The music video for Death Cab for Cutie’s ‘You Are a tourist’ had a very temporary feel to it. Shot as a live performance clip and released instantly for the fans as the official video, the clip didn’t turn out to be as memorable as the band wanted it to be. Hence, when they decided to make a video for their next song ‘Home Is a Fire,’ they were looking for something that would stick in viewers’ minds and that is exactly why they hired Shepard Fairey to assist them with their new clip.

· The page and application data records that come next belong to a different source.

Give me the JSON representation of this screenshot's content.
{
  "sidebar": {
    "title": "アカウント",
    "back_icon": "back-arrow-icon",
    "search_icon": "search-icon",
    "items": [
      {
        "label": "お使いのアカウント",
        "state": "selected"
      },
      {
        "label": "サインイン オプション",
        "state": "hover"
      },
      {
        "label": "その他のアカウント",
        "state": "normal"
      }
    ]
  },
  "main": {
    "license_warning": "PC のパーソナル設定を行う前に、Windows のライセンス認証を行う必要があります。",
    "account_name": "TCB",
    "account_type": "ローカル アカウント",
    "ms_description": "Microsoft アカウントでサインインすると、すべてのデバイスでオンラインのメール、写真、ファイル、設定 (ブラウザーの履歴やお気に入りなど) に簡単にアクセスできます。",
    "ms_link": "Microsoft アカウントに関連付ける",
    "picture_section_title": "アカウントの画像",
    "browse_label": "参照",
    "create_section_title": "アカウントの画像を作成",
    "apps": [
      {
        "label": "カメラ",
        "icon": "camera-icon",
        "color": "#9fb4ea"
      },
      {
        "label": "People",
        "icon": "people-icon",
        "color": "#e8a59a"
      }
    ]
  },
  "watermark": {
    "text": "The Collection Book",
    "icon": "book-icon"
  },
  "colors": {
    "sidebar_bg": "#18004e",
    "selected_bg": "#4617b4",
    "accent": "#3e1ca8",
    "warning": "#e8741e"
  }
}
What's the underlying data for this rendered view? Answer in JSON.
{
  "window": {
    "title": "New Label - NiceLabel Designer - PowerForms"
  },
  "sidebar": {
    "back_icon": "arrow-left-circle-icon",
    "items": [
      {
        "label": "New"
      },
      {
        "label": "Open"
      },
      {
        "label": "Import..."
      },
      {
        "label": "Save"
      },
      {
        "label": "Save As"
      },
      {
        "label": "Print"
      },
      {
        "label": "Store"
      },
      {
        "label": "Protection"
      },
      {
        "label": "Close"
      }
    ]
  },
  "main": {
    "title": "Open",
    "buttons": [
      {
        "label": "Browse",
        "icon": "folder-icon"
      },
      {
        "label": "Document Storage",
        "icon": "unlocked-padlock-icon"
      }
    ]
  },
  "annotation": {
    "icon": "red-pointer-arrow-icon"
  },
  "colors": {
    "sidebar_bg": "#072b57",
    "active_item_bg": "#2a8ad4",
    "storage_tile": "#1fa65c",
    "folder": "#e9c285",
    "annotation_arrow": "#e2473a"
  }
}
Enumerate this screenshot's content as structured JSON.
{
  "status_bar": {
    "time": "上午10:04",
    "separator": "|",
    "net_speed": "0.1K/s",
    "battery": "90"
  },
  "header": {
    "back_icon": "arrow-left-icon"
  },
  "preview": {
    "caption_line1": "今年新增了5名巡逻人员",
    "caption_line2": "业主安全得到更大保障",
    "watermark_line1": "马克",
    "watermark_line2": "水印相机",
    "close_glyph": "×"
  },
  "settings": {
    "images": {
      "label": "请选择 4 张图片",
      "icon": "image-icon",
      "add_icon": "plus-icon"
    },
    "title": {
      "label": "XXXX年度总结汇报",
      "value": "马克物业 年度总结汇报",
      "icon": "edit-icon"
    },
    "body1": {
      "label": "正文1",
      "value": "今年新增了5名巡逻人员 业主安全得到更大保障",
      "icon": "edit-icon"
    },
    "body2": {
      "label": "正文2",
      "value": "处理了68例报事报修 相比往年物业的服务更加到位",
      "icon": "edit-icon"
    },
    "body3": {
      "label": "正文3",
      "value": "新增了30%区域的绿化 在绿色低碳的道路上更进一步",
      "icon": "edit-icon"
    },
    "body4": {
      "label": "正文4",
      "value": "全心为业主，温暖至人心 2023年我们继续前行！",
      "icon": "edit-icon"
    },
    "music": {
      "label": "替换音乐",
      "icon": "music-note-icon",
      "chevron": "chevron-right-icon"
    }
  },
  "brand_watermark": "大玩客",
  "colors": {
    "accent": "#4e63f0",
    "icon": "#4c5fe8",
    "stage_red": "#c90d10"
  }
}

On May 6 the band released the music video for ‘Home Is a Fire,’ which they have made in collaboration with Fairey and DCFC bassist Nick Harmer. The clip takes the audience through a series of locations in Los Angeles including the famed Hollywood hills. But the clip is not just a random journey. The unique touch is that the lyrics of the songs have been pasted wherever the eye of the camera takes the viewers in LA. These murals are obviously the work of co-director and artist Fairey, who enable Death Cab for Cutie to leave a long lasting impression on the audience’s minds, something the failed to achieve with their previous clip.
And that’s not all. When the lyrics are combined with the unusual sights that the video features, then the meaning of ‘Home Is a Fire’ elevates itself to a whole new level. Some of the selected lines from the songs are: “Cars on the freeway/ tempting a clean break/ There’s nowhere left to go,”- a mention of the city’s much publicized traffic problem, and “Plates they will shift/ Houses will shake/ Fences will drift,” which hints at the seismic fright that is associated with the area.
But it’s not like that the song has been made only for the LA natives only. The message is common and can be attributed to almost anyone who feels being a captive of big city open spaces and seems alienated even at the most familiar places of our crowded world. On the band’s official website, Harmer posted a statement, which reads, “There are many narratives here or there are none, it either makes sense or it doesn’t. But regardless of whether or not this ‘means’ anything to you, I hope there is a mood and atmosphere in the music and images that makes you think about your familiar spaces and how you define them.”Death Cab for Cutie, Home is a Fire, Shepard Fairey